* _RECORDS SHOWN_
________________________

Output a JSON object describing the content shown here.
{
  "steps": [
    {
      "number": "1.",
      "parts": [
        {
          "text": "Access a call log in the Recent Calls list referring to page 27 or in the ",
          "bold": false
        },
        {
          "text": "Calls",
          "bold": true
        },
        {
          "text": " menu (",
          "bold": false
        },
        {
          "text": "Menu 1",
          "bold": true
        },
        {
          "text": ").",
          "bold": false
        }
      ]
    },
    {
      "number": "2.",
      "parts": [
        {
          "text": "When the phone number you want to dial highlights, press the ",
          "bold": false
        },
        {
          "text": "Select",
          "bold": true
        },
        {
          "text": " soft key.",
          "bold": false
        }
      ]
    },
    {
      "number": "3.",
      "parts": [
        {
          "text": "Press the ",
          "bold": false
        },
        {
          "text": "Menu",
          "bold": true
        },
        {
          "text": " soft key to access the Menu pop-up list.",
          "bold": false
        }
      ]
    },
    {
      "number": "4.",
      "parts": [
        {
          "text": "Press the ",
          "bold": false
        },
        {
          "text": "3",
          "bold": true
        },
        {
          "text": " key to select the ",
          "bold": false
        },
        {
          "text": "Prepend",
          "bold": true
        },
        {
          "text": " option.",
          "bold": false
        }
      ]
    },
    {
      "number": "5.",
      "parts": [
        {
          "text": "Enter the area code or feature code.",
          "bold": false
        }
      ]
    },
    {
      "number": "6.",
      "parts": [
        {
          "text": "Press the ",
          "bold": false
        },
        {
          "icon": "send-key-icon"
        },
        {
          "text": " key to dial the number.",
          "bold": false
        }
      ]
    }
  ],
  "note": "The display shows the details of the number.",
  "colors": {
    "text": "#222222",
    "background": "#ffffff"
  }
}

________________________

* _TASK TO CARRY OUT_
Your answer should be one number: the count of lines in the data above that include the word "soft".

* _RESULT OF THE TASK_
2